Together we are working on a bower: a traditional term, familiar from folk-songs and antique scenes, that I wanted to understand by seeing how one might be made. The bower will be built in a wood in Derbyshire, using local materials.
To shed light on the culture of bowers and shelters, I invited the art historian Amy Todman to select a range of structures, made from many types of material, from paintings, embroideries, and engravings. Together we compared these to ‘Langan’s lodges’ – you can see the illustrated essay here – and it was illuminating, to me, the way his shelters make real all of the ways people have constructed private shelters in the wilds, away from the eyes of the powerful, or censorious.
Full of admiration for what Kevin achieves with simple materials, woven together in a day, The Bothy Project and I were keen to involve him in Bothan Shuibhne. We have invited him to present a demonstration, a chance for anyone who wishes to come along and watch him at work.
In this case the venue is far from the city. At Jupiter Artland the shelter will be set nearby Ian Hamilton Finlay’s Temple of Apollo. When I was in residence there Robert Wilson told me that he thinks of this little brow of hillside in the woods there as the ‘font’ of the landscape – the eye of its mind.
a window to walk away
a book to walk out
After that stay, when I walked the length of the wood each day, I composed a descrip-tion of this particular area for the road north.
on the font of the wood
IHF’s sun temple’s
that wild red youth,
forging a revolution
from the whole
framed in the round
by the cupola
that highlights azure
in the changeless
The plan that Kevin has drawn-up adapts the cruciform of the temple and cupola, and reverses its appearance, seeking the closure of a roof, a shelter made from what is to hand, with no gold, no cold stone, and no azure sky.
The measure of time is so entirely different to the temple, and yet they will still be twinned.
The site that I suggested to Kevin – and Diana, who is hosting the event – was at the very edge of the wood, beneath a shelf of rock, where windblown branches and coppicing is being dumped, among bracken, which I am sure Kevin will find a use for.

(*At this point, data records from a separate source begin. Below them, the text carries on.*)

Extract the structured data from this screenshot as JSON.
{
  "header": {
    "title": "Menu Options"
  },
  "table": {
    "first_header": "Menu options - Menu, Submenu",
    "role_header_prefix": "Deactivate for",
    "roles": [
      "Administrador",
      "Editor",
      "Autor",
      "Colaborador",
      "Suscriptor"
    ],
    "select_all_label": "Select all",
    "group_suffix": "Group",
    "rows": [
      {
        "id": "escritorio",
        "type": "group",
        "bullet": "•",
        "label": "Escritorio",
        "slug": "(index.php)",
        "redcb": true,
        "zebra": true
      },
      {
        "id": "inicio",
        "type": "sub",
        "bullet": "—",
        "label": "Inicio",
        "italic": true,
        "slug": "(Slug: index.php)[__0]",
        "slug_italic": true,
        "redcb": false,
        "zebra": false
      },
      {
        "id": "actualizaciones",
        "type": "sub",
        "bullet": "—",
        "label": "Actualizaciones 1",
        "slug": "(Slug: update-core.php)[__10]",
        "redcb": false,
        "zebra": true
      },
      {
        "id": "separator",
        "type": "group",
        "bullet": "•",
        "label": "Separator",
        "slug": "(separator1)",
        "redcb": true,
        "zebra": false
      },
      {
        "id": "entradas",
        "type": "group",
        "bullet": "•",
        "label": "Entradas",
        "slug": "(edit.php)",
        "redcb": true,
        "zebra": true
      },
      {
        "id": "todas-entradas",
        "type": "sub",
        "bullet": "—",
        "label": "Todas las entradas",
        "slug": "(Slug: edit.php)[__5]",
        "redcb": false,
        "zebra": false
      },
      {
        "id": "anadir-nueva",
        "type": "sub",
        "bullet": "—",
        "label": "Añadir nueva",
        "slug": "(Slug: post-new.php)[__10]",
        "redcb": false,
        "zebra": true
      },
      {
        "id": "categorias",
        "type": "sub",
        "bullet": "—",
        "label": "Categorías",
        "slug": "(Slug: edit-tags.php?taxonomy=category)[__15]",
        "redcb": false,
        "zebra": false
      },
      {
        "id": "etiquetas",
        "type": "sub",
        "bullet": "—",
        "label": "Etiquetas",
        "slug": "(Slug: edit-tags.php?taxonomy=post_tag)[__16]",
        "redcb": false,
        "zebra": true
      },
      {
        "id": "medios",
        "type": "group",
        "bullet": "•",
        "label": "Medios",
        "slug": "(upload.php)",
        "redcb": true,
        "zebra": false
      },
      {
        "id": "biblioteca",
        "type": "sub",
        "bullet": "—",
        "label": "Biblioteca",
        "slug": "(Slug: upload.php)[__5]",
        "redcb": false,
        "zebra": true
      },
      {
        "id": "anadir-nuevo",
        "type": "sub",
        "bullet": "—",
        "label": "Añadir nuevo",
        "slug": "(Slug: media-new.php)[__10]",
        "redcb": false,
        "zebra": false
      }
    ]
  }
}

Kevin and I liked the idea of building where the rubbish was, and Richard, the gardener at Jupiter, admitted that he had always thought of this as the place he would build a den if he were 12.
Whether the shelter will remain, or be pulled down, we aren’t yet sure.